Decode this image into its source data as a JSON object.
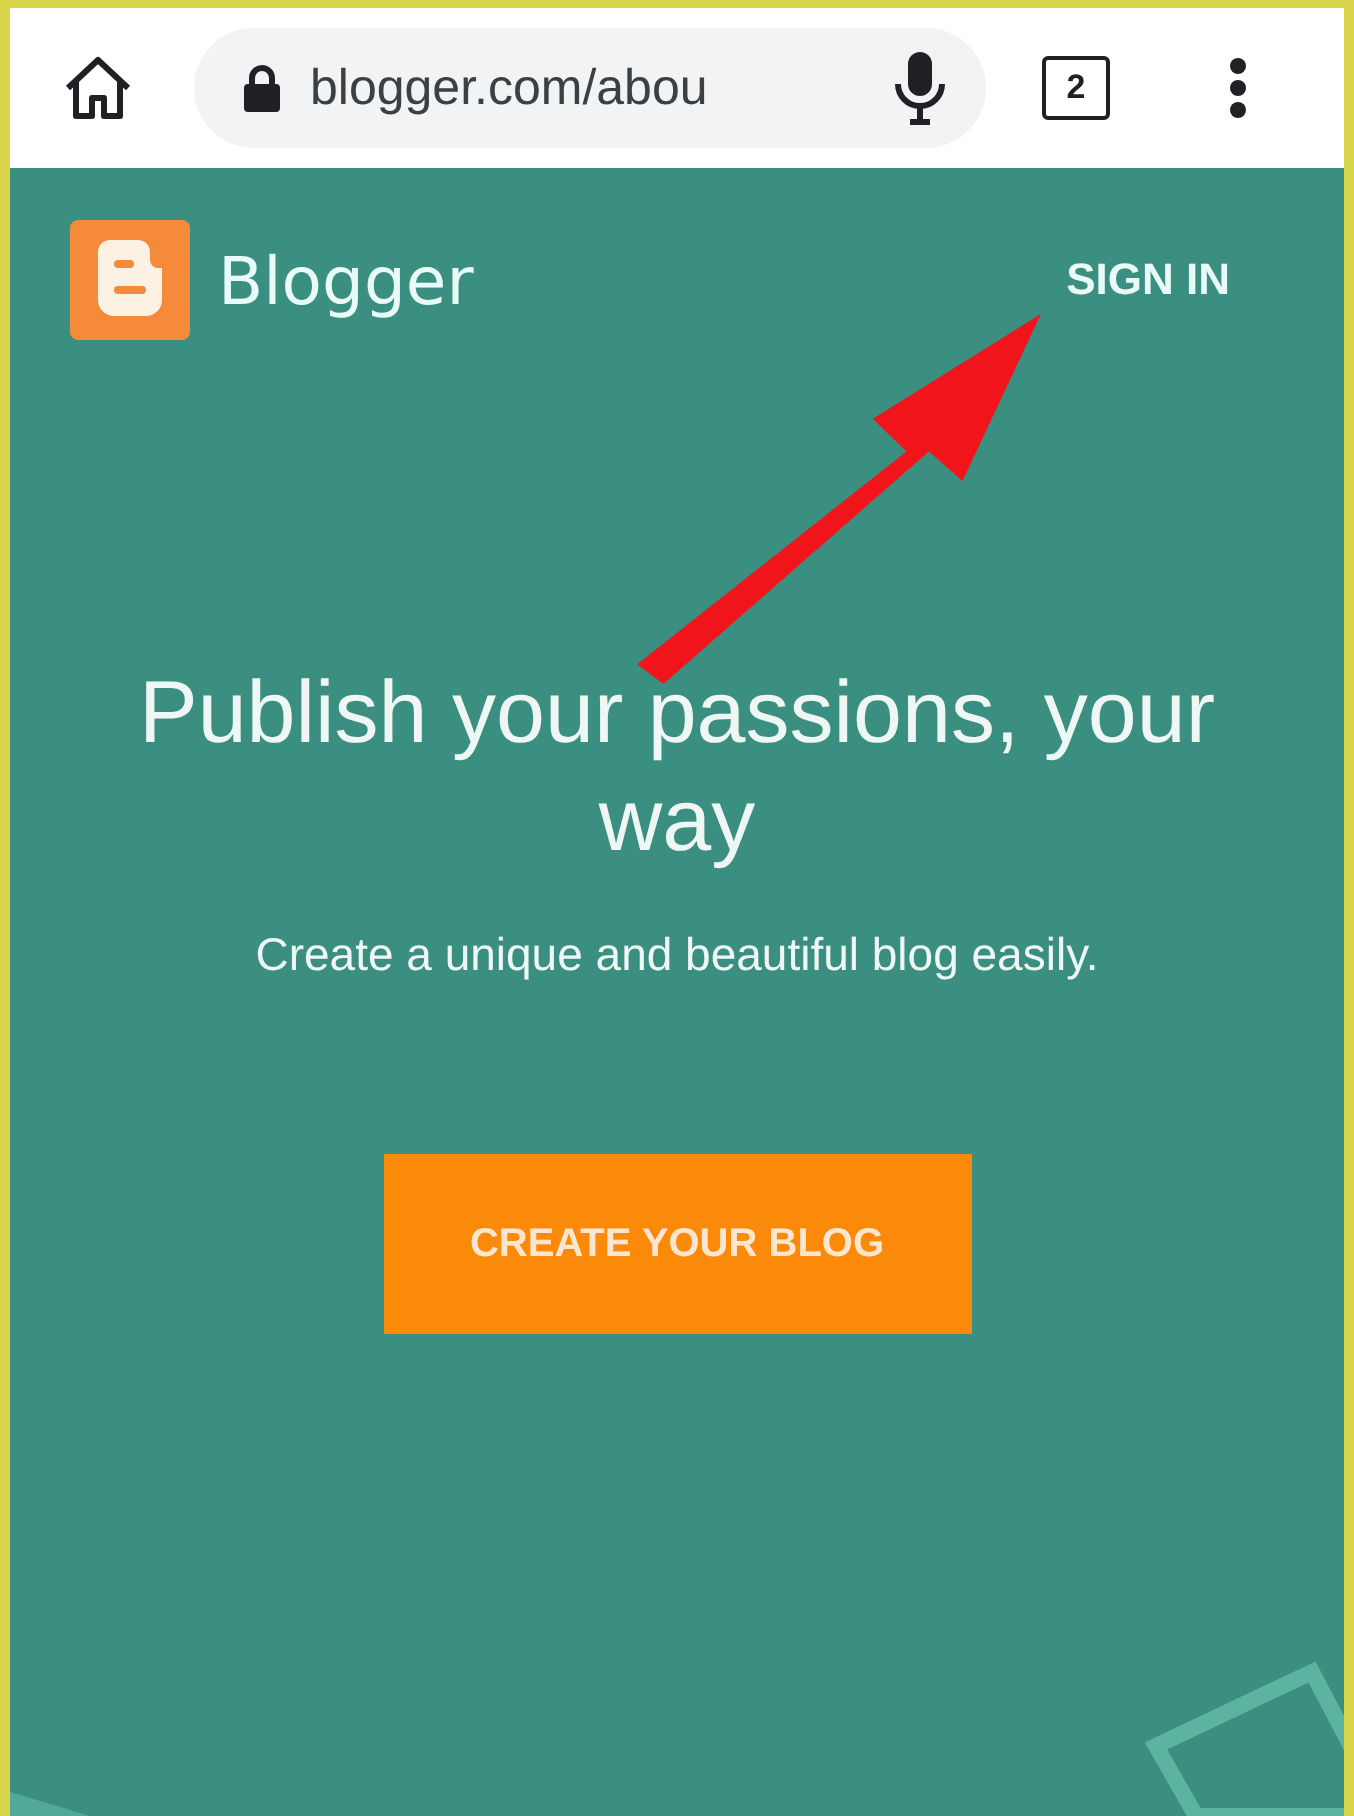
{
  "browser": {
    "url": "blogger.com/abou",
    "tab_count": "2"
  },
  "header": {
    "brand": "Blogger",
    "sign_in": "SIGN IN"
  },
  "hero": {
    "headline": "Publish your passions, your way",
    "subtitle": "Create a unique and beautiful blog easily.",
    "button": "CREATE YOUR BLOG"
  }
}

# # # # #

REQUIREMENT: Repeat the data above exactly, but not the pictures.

EXPECTED OUTPUT:
Decode this image into its source data as a JSON object.
{
  "browser": {
    "url": "blogger.com/abou",
    "tab_count": "2"
  },
  "header": {
    "brand": "Blogger",
    "sign_in": "SIGN IN"
  },
  "hero": {
    "headline": "Publish your passions, your way",
    "subtitle": "Create a unique and beautiful blog easily.",
    "button": "CREATE YOUR BLOG"
  }
}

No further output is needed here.